The potential impact of the collective agreement on occupational health is limited by several factors. Nevertheless, the successes registered through them seem significant to concrete action in the workplace, and have been repeatedly and will probably continue to be used. The task at hand, therefore, is to analyse the degree of success achieved.
The study's sample included 491 collective agreements negotiated in the following sectors: manufacturing, mining and forest products. The contents of the collective agreements were analyzed by type of provision. Most frequent were references to participatory bodies (joint or otherwise) governing protective equipment and compensation. Second in importance were references to health services, information, the right of refusal, and inspection. Provisions on training and rehabilitation are less frequent, while. those on research are almost non-existent. Each classification is clearly defined, and statistical tables are provided on several points.

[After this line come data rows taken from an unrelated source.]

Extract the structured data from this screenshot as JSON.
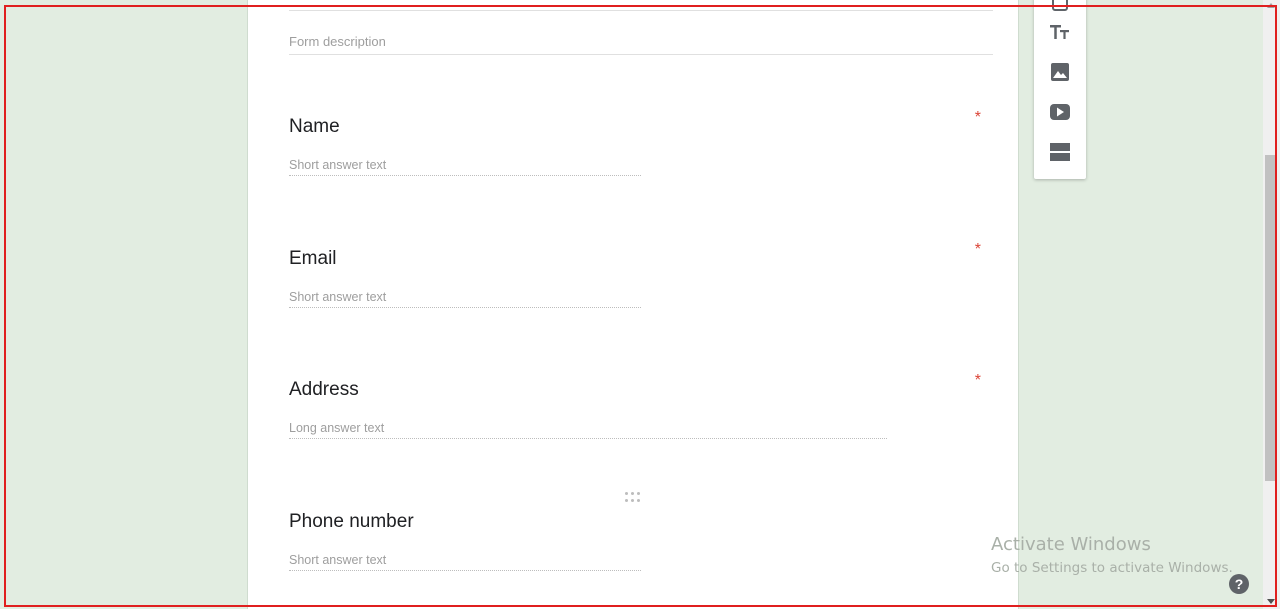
{
  "form": {
    "description_placeholder": "Form description",
    "questions": [
      {
        "title": "Name",
        "required_mark": "*",
        "answer_placeholder": "Short answer text"
      },
      {
        "title": "Email",
        "required_mark": "*",
        "answer_placeholder": "Short answer text"
      },
      {
        "title": "Address",
        "required_mark": "*",
        "answer_placeholder": "Long answer text"
      },
      {
        "title": "Phone number",
        "answer_placeholder": "Short answer text"
      }
    ]
  },
  "toolbar": {
    "items": [
      "import-questions-icon",
      "add-title-description-icon",
      "add-image-icon",
      "add-video-icon",
      "add-section-icon"
    ]
  },
  "watermark": {
    "line1": "Activate Windows",
    "line2": "Go to Settings to activate Windows."
  },
  "help": {
    "label": "?"
  },
  "colors": {
    "background": "#e2ede1",
    "required": "#db4437",
    "icon": "#5f6368",
    "highlight_frame": "#e01f1f"
  }
}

The interpretation of results is subdivised into two parts:
— The information available reveals a definite general interest of the bargaining partners regarding occupational health. Thus, approximately 80% of the collective agreements contained at least one pertinent provision.
— This overall interest, however, must be clearly distinguished from its effectiveness in practice.

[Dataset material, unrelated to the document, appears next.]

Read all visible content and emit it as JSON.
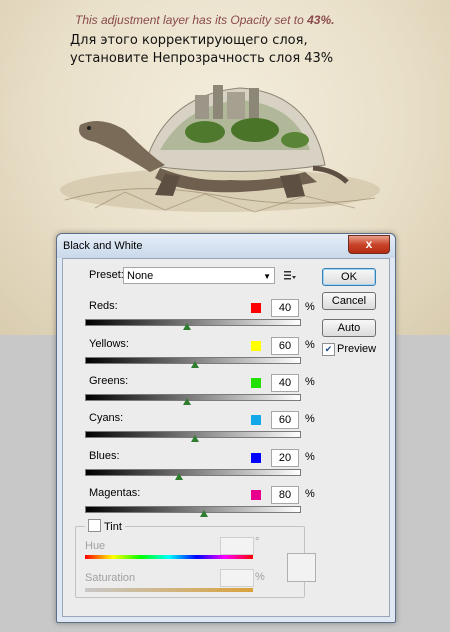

As regards the second part, several points are dealt with:
— In order to provide meaningful protection in the areas of prevention and compensation, the relevant provisions must be as encompassing as possible. In fact, less than half of the collective agreements even approach this criteria.
— The practical impact of the relevant provisions, based on their precision, varies a great deal from one agreement to the next.
— Taken quantitatively, the relevant provisions are more oriented toward compensation than prevention, such as research, information and training.
In view of such results, it should be recognized that Law 17 (Loi sur la santé et la sécurité au travail), if properly applied, will permit a greater number of workers to benefit from the rights and remedial structures contained presently in a limited number of collective agreements.
— On the other hand, the results of this study should not be considered purely in quantitative terms. In several cases, provisions of less general impact were revealed to be very effective from the point of view of concrete applications of the collective agreement.
The development of preoccupations with occupational health in collective agreements is considered in the folio wing two ways: the increase in the use of provisions concerning occupational health over the years, as well as the impact of recent provincial legislation on occupational health and safety.
In conclusion, the limits of the collective agreement, as practised in our industrial relations System, are evaluated.